Omit the images and reproduce the rest of the entries exactly.

(Data supplied)
-----

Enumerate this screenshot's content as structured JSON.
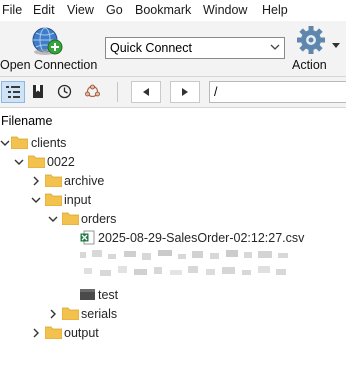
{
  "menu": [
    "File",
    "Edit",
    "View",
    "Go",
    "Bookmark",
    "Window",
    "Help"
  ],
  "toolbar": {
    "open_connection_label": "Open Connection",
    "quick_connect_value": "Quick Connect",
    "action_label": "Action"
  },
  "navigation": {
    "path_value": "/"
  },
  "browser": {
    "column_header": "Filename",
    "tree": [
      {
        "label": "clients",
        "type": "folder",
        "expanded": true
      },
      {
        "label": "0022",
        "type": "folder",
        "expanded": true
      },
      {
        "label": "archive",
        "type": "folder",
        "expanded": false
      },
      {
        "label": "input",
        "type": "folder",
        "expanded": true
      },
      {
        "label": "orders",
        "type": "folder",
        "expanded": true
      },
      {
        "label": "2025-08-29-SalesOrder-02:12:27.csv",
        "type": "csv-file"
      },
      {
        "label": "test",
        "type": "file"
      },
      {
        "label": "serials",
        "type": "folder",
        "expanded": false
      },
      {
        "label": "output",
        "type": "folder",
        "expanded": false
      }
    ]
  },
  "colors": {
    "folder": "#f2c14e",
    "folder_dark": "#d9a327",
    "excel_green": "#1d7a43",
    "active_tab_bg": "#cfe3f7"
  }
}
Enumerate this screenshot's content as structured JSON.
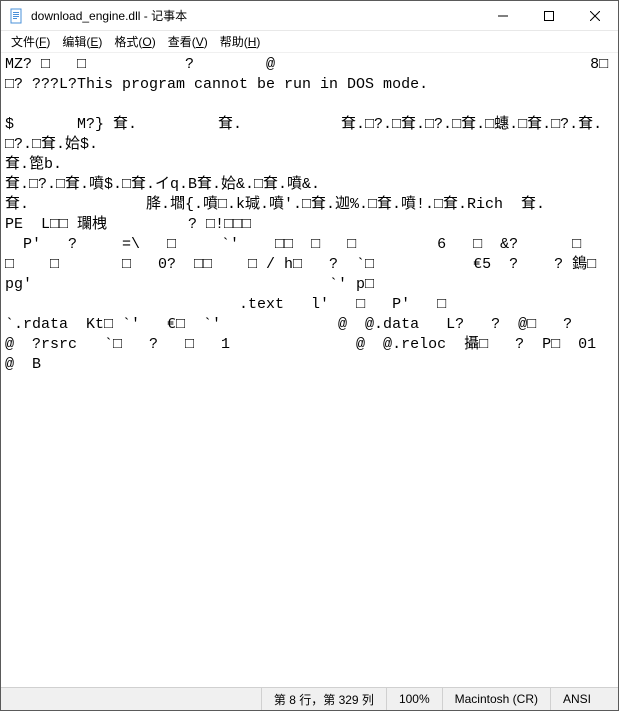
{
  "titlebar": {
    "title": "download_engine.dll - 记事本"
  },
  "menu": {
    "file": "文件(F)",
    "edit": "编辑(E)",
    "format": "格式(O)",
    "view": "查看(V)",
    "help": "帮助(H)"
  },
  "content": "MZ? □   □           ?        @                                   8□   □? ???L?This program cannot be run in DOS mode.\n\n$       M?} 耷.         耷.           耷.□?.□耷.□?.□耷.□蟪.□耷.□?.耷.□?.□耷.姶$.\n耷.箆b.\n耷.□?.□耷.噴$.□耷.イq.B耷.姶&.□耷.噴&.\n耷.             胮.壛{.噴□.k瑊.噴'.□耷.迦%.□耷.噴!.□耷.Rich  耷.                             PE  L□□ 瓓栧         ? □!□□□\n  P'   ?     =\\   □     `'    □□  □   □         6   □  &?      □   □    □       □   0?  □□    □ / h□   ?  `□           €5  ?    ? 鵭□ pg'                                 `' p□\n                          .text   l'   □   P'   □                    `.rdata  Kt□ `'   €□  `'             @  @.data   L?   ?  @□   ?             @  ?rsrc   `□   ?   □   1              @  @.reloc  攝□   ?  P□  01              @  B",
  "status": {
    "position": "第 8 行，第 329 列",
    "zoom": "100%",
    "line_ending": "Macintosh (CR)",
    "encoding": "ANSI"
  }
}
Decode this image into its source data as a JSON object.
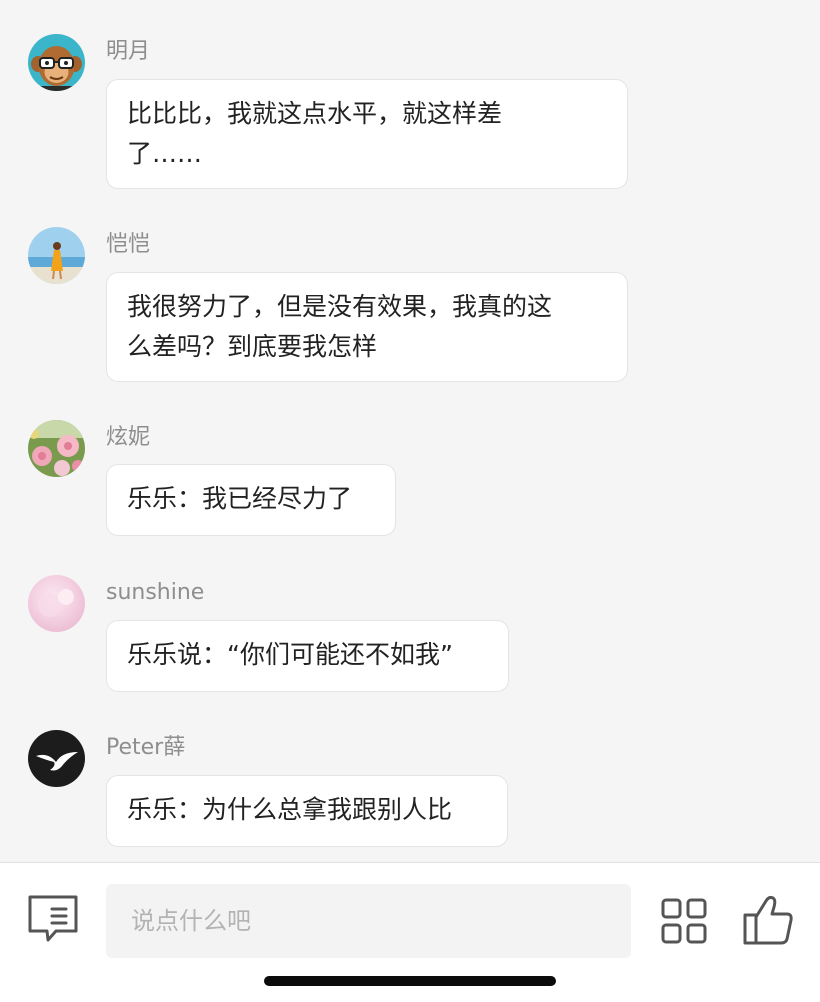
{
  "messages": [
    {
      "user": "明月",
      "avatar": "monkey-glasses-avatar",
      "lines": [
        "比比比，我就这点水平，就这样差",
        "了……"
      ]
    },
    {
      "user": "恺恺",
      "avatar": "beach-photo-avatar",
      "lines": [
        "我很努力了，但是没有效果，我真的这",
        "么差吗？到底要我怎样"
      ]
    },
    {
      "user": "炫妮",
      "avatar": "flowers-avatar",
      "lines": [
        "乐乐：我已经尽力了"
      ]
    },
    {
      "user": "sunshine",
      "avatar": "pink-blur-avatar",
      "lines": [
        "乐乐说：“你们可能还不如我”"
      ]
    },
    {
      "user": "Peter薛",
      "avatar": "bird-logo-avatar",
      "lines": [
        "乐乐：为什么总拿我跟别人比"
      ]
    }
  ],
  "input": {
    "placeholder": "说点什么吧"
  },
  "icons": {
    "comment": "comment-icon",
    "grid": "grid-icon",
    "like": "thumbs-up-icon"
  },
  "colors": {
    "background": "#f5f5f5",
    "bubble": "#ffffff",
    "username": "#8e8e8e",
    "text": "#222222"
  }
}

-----

(Problem solution)
Enumerate this screenshot's content as structured JSON.
{
  "menu": [
    "File",
    "Edit",
    "View",
    "Go",
    "Bookmark",
    "Window",
    "Help"
  ],
  "toolbar": {
    "open_connection_label": "Open Connection",
    "quick_connect_value": "Quick Connect",
    "action_label": "Action"
  },
  "navigation": {
    "path_value": "/"
  },
  "browser": {
    "column_header": "Filename",
    "tree": [
      {
        "label": "clients",
        "type": "folder",
        "expanded": true
      },
      {
        "label": "0022",
        "type": "folder",
        "expanded": true
      },
      {
        "label": "archive",
        "type": "folder",
        "expanded": false
      },
      {
        "label": "input",
        "type": "folder",
        "expanded": true
      },
      {
        "label": "orders",
        "type": "folder",
        "expanded": true
      },
      {
        "label": "2025-08-29-SalesOrder-02:12:27.csv",
        "type": "csv-file"
      },
      {
        "label": "test",
        "type": "file"
      },
      {
        "label": "serials",
        "type": "folder",
        "expanded": false
      },
      {
        "label": "output",
        "type": "folder",
        "expanded": false
      }
    ]
  },
  "colors": {
    "folder": "#f2c14e",
    "folder_dark": "#d9a327",
    "excel_green": "#1d7a43",
    "active_tab_bg": "#cfe3f7"
  }
}
Enumerate this screenshot's content as structured JSON.
{
  "titlebar": {
    "title": "download_engine.dll - 记事本"
  },
  "menu": {
    "file": "文件(F)",
    "edit": "编辑(E)",
    "format": "格式(O)",
    "view": "查看(V)",
    "help": "帮助(H)"
  },
  "content": "MZ? □   □           ?        @                                   8□   □? ???L?This program cannot be run in DOS mode.\n\n$       M?} 耷.         耷.           耷.□?.□耷.□?.□耷.□蟪.□耷.□?.耷.□?.□耷.姶$.\n耷.箆b.\n耷.□?.□耷.噴$.□耷.イq.B耷.姶&.□耷.噴&.\n耷.             胮.壛{.噴□.k瑊.噴'.□耷.迦%.□耷.噴!.□耷.Rich  耷.                             PE  L□□ 瓓栧         ? □!□□□\n  P'   ?     =\\   □     `'    □□  □   □         6   □  &?      □   □    □       □   0?  □□    □ / h□   ?  `□           €5  ?    ? 鵭□ pg'                                 `' p□\n                          .text   l'   □   P'   □                    `.rdata  Kt□ `'   €□  `'             @  @.data   L?   ?  @□   ?             @  ?rsrc   `□   ?   □   1              @  @.reloc  攝□   ?  P□  01              @  B",
  "status": {
    "position": "第 8 行，第 329 列",
    "zoom": "100%",
    "line_ending": "Macintosh (CR)",
    "encoding": "ANSI"
  }
}
Decode this image into its source data as a JSON object.
{
  "messages": [
    {
      "user": "明月",
      "avatar": "monkey-glasses-avatar",
      "lines": [
        "比比比，我就这点水平，就这样差",
        "了……"
      ]
    },
    {
      "user": "恺恺",
      "avatar": "beach-photo-avatar",
      "lines": [
        "我很努力了，但是没有效果，我真的这",
        "么差吗？到底要我怎样"
      ]
    },
    {
      "user": "炫妮",
      "avatar": "flowers-avatar",
      "lines": [
        "乐乐：我已经尽力了"
      ]
    },
    {
      "user": "sunshine",
      "avatar": "pink-blur-avatar",
      "lines": [
        "乐乐说：“你们可能还不如我”"
      ]
    },
    {
      "user": "Peter薛",
      "avatar": "bird-logo-avatar",
      "lines": [
        "乐乐：为什么总拿我跟别人比"
      ]
    }
  ],
  "input": {
    "placeholder": "说点什么吧"
  },
  "icons": {
    "comment": "comment-icon",
    "grid": "grid-icon",
    "like": "thumbs-up-icon"
  },
  "colors": {
    "background": "#f5f5f5",
    "bubble": "#ffffff",
    "username": "#8e8e8e",
    "text": "#222222"
  }
}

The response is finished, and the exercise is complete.